About this exercise — For each line of the data below, copy it if it holds the word "Review".

(Dataset items)

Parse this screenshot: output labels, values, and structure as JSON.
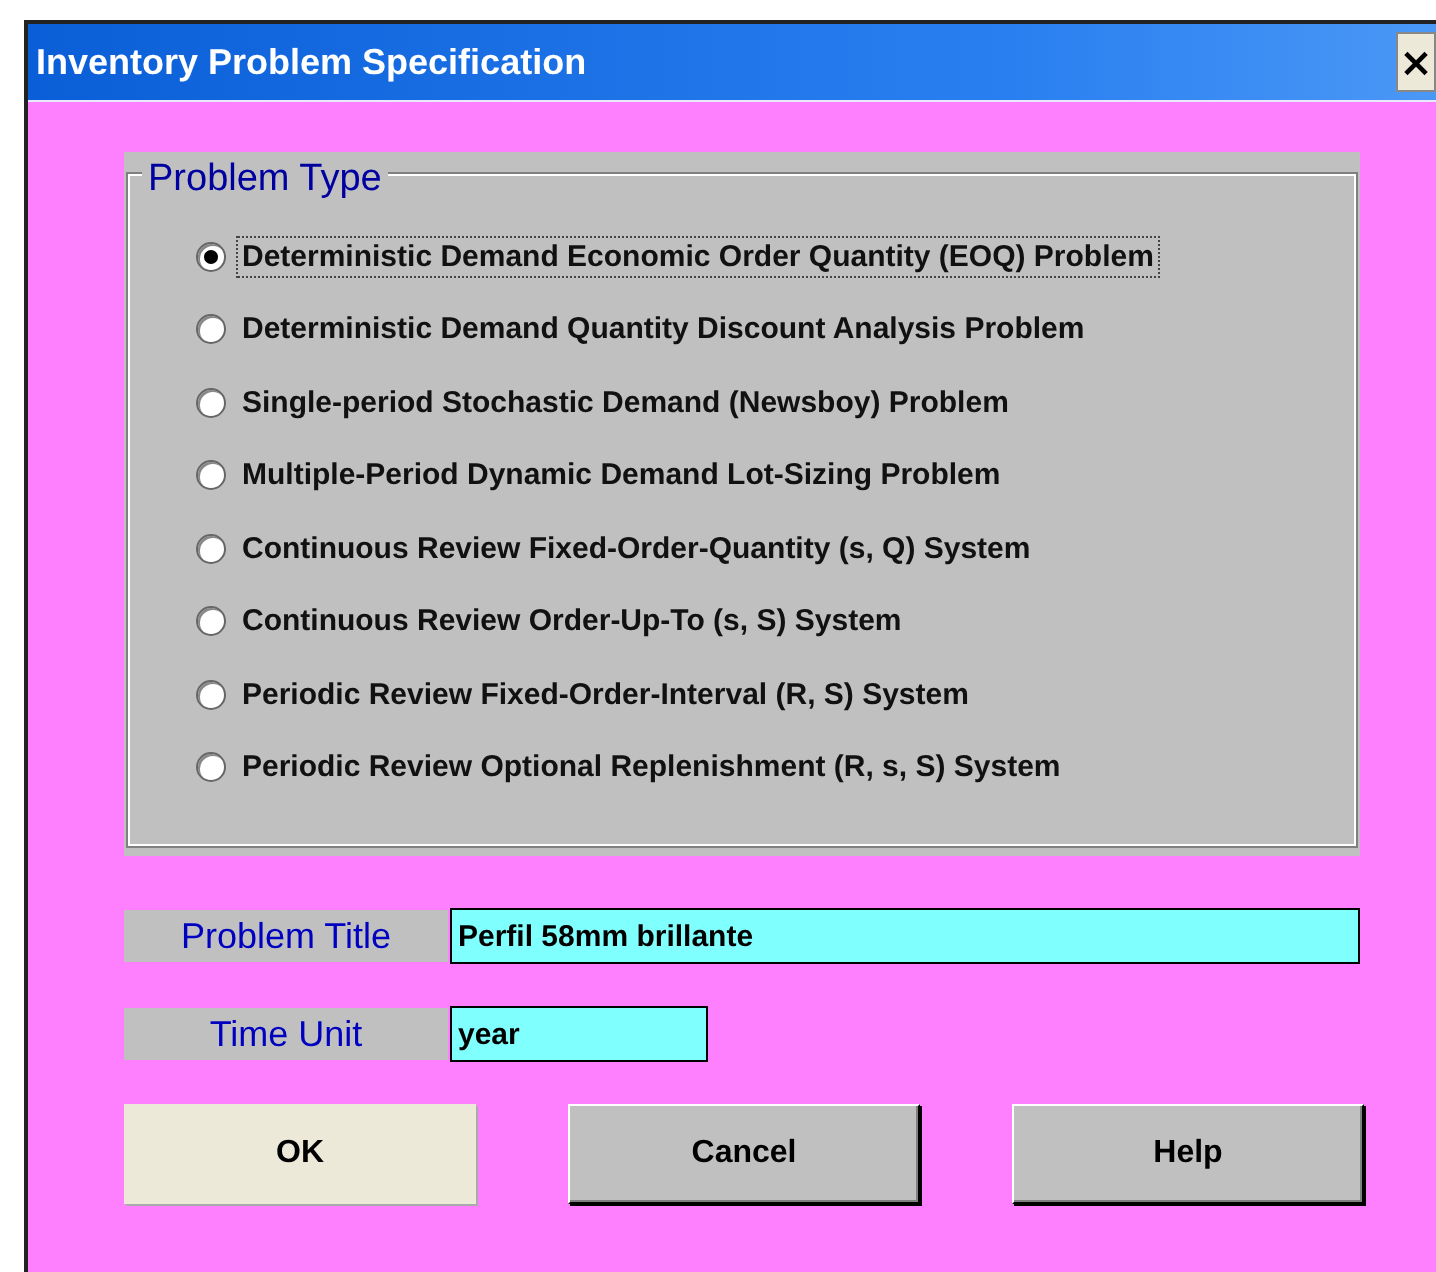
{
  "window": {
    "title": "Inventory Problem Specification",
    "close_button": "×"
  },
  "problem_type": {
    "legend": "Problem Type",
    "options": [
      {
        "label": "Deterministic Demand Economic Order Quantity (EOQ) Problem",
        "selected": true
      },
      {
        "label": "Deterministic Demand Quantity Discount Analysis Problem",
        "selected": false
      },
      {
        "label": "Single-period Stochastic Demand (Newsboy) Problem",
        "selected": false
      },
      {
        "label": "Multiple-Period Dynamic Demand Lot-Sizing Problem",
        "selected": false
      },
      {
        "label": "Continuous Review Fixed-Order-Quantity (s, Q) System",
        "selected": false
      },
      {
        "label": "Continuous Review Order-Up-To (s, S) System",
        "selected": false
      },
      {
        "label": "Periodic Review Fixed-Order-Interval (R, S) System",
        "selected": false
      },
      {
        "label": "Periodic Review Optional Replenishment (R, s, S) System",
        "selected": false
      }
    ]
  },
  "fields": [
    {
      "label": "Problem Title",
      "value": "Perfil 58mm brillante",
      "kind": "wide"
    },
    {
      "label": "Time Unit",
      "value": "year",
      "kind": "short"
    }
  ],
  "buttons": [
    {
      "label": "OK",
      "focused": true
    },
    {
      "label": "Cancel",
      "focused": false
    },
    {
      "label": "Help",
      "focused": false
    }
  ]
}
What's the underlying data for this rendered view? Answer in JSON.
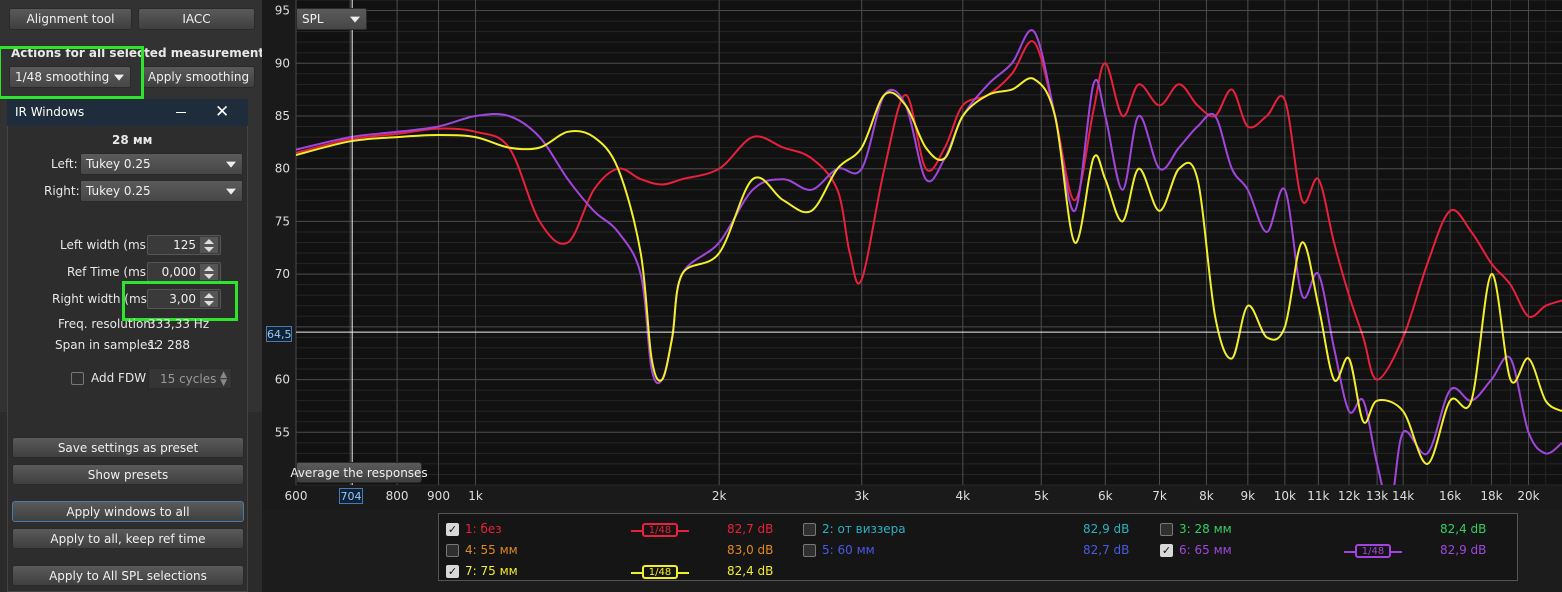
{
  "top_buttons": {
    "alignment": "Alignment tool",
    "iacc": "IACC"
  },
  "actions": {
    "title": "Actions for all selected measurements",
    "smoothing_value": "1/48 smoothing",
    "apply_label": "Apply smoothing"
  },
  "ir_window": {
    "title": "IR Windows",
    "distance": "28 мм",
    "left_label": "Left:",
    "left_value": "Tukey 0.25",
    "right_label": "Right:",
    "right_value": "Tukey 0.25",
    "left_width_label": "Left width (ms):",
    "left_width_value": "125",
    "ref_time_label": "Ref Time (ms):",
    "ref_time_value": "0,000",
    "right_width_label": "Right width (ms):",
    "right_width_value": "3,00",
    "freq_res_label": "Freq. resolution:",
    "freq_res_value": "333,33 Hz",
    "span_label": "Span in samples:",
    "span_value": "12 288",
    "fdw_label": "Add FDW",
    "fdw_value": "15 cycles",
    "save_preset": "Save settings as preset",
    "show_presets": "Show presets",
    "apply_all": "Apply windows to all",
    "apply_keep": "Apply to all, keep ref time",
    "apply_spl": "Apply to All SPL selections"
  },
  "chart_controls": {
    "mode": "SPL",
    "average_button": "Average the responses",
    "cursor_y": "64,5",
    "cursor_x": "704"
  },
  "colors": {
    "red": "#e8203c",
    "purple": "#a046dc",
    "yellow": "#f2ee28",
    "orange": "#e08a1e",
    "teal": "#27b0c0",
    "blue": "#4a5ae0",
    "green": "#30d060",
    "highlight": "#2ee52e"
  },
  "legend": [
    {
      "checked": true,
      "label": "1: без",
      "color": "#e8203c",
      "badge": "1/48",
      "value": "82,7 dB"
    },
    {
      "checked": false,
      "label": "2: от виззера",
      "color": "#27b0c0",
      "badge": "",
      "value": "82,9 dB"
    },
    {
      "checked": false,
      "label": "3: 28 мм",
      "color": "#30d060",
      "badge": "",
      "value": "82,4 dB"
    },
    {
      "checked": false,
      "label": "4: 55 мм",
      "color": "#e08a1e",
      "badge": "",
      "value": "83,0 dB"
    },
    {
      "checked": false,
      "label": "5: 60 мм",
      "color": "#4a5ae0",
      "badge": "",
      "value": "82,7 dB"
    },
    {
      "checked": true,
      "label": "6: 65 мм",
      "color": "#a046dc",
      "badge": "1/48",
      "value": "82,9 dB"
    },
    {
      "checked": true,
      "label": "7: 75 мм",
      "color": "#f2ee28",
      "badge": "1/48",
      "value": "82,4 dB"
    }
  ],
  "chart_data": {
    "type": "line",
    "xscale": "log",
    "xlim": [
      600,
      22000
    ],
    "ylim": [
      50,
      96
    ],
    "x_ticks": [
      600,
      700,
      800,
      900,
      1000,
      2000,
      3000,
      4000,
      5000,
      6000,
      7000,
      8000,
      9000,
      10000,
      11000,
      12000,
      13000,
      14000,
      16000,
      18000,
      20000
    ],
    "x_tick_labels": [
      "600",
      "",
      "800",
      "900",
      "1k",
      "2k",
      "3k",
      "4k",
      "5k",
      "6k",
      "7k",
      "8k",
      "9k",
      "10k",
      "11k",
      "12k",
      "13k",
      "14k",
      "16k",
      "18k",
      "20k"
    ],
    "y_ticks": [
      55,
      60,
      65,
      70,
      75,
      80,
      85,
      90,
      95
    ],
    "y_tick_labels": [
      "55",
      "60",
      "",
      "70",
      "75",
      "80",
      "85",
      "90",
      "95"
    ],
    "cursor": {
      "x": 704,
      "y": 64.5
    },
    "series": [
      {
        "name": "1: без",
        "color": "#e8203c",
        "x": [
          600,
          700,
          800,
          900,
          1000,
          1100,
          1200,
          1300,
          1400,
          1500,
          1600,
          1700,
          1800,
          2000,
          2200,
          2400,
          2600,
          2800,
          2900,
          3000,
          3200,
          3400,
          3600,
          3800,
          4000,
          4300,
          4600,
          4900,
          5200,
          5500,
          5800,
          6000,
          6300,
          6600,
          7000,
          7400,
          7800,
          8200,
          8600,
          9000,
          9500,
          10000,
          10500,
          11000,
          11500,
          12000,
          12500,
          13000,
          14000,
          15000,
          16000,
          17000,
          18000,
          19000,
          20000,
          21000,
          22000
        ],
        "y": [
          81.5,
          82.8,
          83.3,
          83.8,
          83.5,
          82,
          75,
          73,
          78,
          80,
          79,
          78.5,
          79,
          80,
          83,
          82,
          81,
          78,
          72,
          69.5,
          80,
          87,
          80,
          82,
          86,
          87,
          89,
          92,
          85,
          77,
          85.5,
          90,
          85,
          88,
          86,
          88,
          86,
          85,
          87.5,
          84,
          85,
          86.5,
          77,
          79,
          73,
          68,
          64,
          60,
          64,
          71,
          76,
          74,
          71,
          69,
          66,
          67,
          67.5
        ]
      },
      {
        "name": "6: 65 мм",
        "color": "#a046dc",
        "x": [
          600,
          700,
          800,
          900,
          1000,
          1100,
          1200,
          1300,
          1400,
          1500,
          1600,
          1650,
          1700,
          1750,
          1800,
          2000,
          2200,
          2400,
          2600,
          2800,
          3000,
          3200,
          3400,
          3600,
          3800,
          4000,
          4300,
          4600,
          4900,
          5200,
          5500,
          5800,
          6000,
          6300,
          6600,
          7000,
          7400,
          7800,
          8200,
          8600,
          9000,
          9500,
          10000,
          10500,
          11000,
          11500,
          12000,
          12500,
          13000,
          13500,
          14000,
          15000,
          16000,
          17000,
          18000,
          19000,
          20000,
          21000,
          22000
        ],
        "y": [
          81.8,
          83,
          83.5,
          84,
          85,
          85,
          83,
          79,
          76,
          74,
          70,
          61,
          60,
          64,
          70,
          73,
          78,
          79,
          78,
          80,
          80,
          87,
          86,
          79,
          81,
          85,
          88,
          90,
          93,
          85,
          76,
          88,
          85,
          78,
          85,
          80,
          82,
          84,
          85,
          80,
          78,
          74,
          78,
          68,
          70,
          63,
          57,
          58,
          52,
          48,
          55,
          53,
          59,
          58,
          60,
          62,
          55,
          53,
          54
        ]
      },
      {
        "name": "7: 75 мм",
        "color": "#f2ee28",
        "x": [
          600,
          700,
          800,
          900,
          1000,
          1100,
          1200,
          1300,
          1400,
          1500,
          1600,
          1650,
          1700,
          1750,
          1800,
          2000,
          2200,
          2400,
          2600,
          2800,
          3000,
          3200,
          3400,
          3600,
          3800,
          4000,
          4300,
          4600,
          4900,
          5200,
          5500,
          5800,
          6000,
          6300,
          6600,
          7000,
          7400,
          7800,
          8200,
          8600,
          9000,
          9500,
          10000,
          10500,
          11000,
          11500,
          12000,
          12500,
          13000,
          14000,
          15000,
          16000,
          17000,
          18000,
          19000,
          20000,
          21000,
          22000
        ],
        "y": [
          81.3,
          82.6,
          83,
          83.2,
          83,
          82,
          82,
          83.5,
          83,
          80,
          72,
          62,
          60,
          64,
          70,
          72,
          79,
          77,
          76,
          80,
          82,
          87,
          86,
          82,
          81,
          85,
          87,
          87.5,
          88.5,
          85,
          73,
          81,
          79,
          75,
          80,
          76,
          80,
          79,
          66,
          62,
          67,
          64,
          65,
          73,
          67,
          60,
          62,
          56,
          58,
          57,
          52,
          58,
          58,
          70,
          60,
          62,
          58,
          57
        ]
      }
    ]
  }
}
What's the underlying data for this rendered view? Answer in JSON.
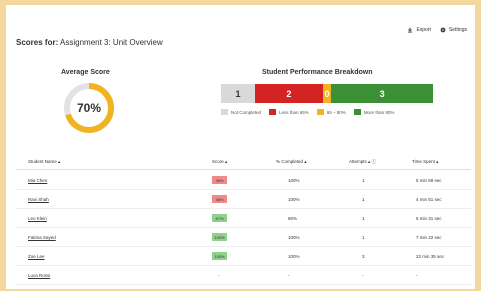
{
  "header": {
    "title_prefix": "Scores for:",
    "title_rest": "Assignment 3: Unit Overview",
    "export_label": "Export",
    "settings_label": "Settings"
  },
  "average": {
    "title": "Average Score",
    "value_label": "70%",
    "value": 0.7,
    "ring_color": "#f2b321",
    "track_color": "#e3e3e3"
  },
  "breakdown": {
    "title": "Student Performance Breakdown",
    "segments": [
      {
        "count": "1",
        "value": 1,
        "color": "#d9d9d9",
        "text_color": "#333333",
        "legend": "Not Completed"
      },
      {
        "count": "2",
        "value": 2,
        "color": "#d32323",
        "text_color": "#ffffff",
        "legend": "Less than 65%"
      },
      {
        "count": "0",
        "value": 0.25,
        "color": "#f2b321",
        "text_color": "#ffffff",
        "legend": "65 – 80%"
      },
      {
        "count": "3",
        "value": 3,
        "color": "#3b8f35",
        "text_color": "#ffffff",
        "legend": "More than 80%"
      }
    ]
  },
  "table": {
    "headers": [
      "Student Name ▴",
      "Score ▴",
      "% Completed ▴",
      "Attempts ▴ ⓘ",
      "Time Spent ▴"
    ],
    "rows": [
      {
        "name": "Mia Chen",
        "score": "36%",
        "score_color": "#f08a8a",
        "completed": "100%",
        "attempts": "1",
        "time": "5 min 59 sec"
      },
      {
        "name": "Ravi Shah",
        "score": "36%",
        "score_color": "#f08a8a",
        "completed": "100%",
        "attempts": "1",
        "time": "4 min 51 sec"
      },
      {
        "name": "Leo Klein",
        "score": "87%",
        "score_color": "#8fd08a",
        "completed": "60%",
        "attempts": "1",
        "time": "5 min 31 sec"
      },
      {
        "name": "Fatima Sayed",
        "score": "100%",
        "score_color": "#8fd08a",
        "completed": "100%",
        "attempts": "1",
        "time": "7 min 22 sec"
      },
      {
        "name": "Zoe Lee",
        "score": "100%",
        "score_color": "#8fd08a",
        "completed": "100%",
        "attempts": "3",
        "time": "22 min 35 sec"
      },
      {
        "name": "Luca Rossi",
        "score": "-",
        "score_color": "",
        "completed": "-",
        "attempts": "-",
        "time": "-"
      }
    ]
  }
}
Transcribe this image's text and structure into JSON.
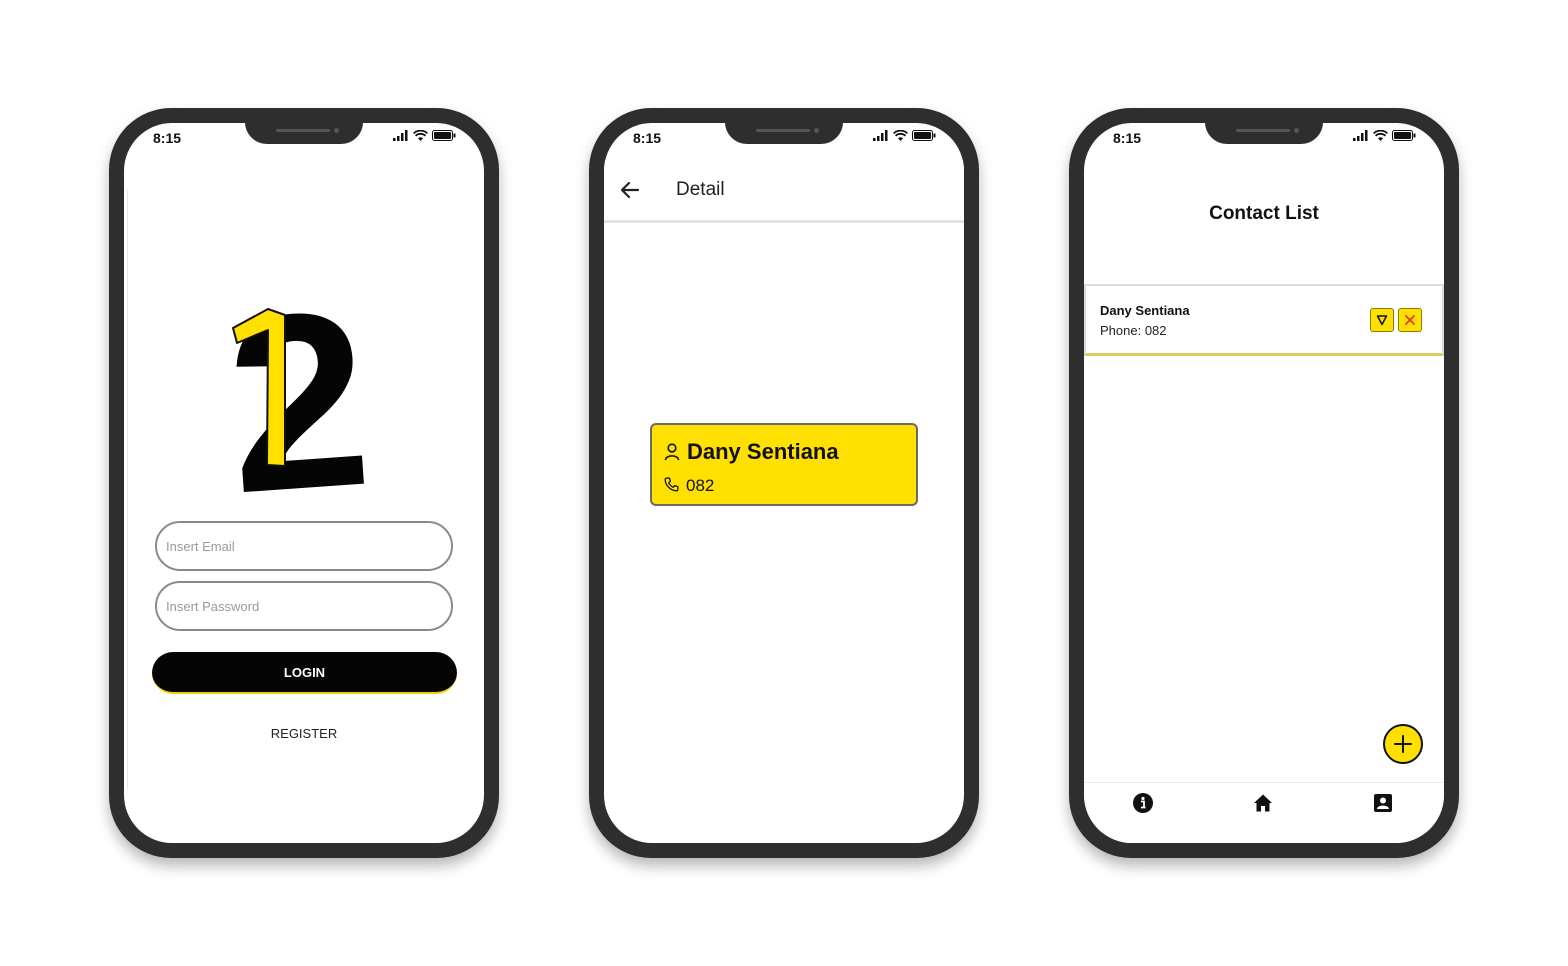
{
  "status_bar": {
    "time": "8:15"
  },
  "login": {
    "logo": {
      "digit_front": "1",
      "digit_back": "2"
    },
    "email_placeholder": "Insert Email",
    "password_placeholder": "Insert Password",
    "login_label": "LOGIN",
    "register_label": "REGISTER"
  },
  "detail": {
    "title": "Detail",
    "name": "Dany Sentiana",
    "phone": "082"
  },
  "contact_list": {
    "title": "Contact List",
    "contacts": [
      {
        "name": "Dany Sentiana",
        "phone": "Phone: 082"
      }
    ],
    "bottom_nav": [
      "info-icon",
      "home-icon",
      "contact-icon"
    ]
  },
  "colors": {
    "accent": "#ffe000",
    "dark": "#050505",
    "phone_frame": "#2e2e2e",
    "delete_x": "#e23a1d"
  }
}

Your response —
        "label": "Continuous Review Fixed-Order-Quantity (s, Q) System",
        "label": "Continuous Review Order-Up-To (s, S) System",
        "label": "Periodic Review Fixed-Order-Interval (R, S) System",
        "label": "Periodic Review Optional Replenishment (R, s, S) System",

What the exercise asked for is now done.